REQUIRED ACTION. Write an exact copy of the entries below that leaves out all pictures.

Stored data entries.
=== Section Start ===

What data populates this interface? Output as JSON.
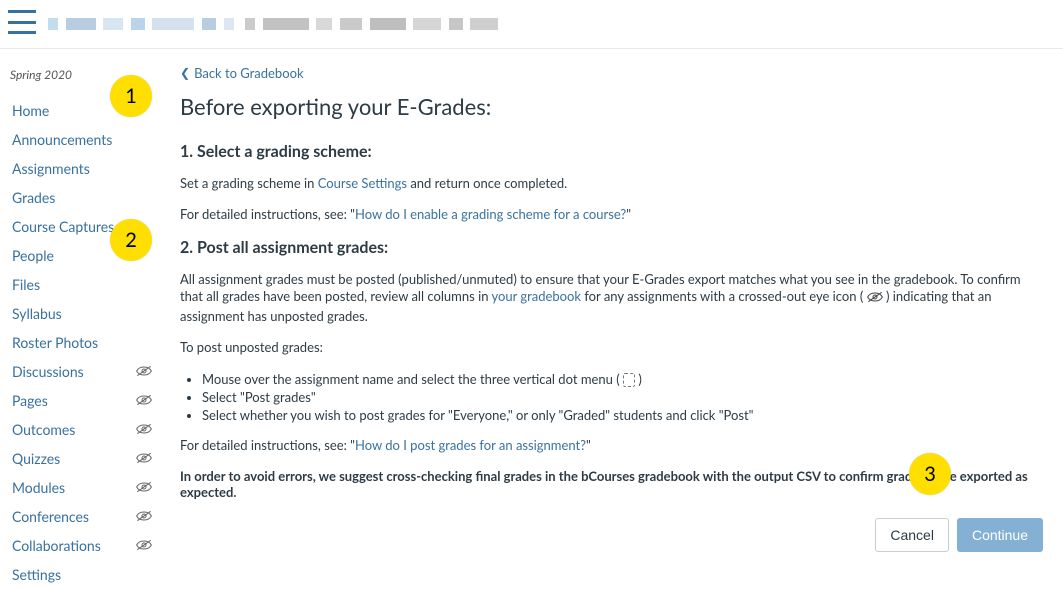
{
  "topbar": {
    "menu_label": "menu"
  },
  "sidebar": {
    "term": "Spring 2020",
    "items": [
      {
        "label": "Home",
        "hidden": false
      },
      {
        "label": "Announcements",
        "hidden": false
      },
      {
        "label": "Assignments",
        "hidden": false
      },
      {
        "label": "Grades",
        "hidden": false
      },
      {
        "label": "Course Captures",
        "hidden": false
      },
      {
        "label": "People",
        "hidden": false
      },
      {
        "label": "Files",
        "hidden": false
      },
      {
        "label": "Syllabus",
        "hidden": false
      },
      {
        "label": "Roster Photos",
        "hidden": false
      },
      {
        "label": "Discussions",
        "hidden": true
      },
      {
        "label": "Pages",
        "hidden": true
      },
      {
        "label": "Outcomes",
        "hidden": true
      },
      {
        "label": "Quizzes",
        "hidden": true
      },
      {
        "label": "Modules",
        "hidden": true
      },
      {
        "label": "Conferences",
        "hidden": true
      },
      {
        "label": "Collaborations",
        "hidden": true
      },
      {
        "label": "Settings",
        "hidden": false
      }
    ]
  },
  "main": {
    "back_label": "Back to Gradebook",
    "title": "Before exporting your E-Grades:",
    "section1": {
      "heading": "1. Select a grading scheme:",
      "p1_pre": "Set a grading scheme in ",
      "p1_link": "Course Settings",
      "p1_post": " and return once completed.",
      "p2_pre": "For detailed instructions, see: \"",
      "p2_link": "How do I enable a grading scheme for a course?",
      "p2_post": "\""
    },
    "section2": {
      "heading": "2. Post all assignment grades:",
      "p1_pre": "All assignment grades must be posted (published/unmuted) to ensure that your E-Grades export matches what you see in the gradebook. To confirm that all grades have been posted, review all columns in ",
      "p1_link": "your gradebook",
      "p1_post": " for any assignments with a crossed-out eye icon ( ",
      "p1_tail": " ) indicating that an assignment has unposted grades.",
      "p2": "To post unposted grades:",
      "bullets": {
        "b1_pre": "Mouse over the assignment name and select the three vertical dot menu ( ",
        "b1_post": " )",
        "b2": "Select \"Post grades\"",
        "b3": "Select whether you wish to post grades for \"Everyone,\" or only \"Graded\" students and click \"Post\""
      },
      "p3_pre": "For detailed instructions, see: \"",
      "p3_link": "How do I post grades for an assignment?",
      "p3_post": "\"",
      "note": "In order to avoid errors, we suggest cross-checking final grades in the bCourses gradebook with the output CSV to confirm grades were exported as expected."
    },
    "actions": {
      "cancel": "Cancel",
      "continue": "Continue"
    }
  },
  "annotations": {
    "a1": "1",
    "a2": "2",
    "a3": "3"
  }
}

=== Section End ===

ANSWER TO THE PROBLEM.
What data populates this interface? Output as JSON.
{
  "topbar": {
    "menu_label": "menu"
  },
  "sidebar": {
    "term": "Spring 2020",
    "items": [
      {
        "label": "Home",
        "hidden": false
      },
      {
        "label": "Announcements",
        "hidden": false
      },
      {
        "label": "Assignments",
        "hidden": false
      },
      {
        "label": "Grades",
        "hidden": false
      },
      {
        "label": "Course Captures",
        "hidden": false
      },
      {
        "label": "People",
        "hidden": false
      },
      {
        "label": "Files",
        "hidden": false
      },
      {
        "label": "Syllabus",
        "hidden": false
      },
      {
        "label": "Roster Photos",
        "hidden": false
      },
      {
        "label": "Discussions",
        "hidden": true
      },
      {
        "label": "Pages",
        "hidden": true
      },
      {
        "label": "Outcomes",
        "hidden": true
      },
      {
        "label": "Quizzes",
        "hidden": true
      },
      {
        "label": "Modules",
        "hidden": true
      },
      {
        "label": "Conferences",
        "hidden": true
      },
      {
        "label": "Collaborations",
        "hidden": true
      },
      {
        "label": "Settings",
        "hidden": false
      }
    ]
  },
  "main": {
    "back_label": "Back to Gradebook",
    "title": "Before exporting your E-Grades:",
    "section1": {
      "heading": "1. Select a grading scheme:",
      "p1_pre": "Set a grading scheme in ",
      "p1_link": "Course Settings",
      "p1_post": " and return once completed.",
      "p2_pre": "For detailed instructions, see: \"",
      "p2_link": "How do I enable a grading scheme for a course?",
      "p2_post": "\""
    },
    "section2": {
      "heading": "2. Post all assignment grades:",
      "p1_pre": "All assignment grades must be posted (published/unmuted) to ensure that your E-Grades export matches what you see in the gradebook. To confirm that all grades have been posted, review all columns in ",
      "p1_link": "your gradebook",
      "p1_post": " for any assignments with a crossed-out eye icon ( ",
      "p1_tail": " ) indicating that an assignment has unposted grades.",
      "p2": "To post unposted grades:",
      "bullets": {
        "b1_pre": "Mouse over the assignment name and select the three vertical dot menu ( ",
        "b1_post": " )",
        "b2": "Select \"Post grades\"",
        "b3": "Select whether you wish to post grades for \"Everyone,\" or only \"Graded\" students and click \"Post\""
      },
      "p3_pre": "For detailed instructions, see: \"",
      "p3_link": "How do I post grades for an assignment?",
      "p3_post": "\"",
      "note": "In order to avoid errors, we suggest cross-checking final grades in the bCourses gradebook with the output CSV to confirm grades were exported as expected."
    },
    "actions": {
      "cancel": "Cancel",
      "continue": "Continue"
    }
  },
  "annotations": {
    "a1": "1",
    "a2": "2",
    "a3": "3"
  }
}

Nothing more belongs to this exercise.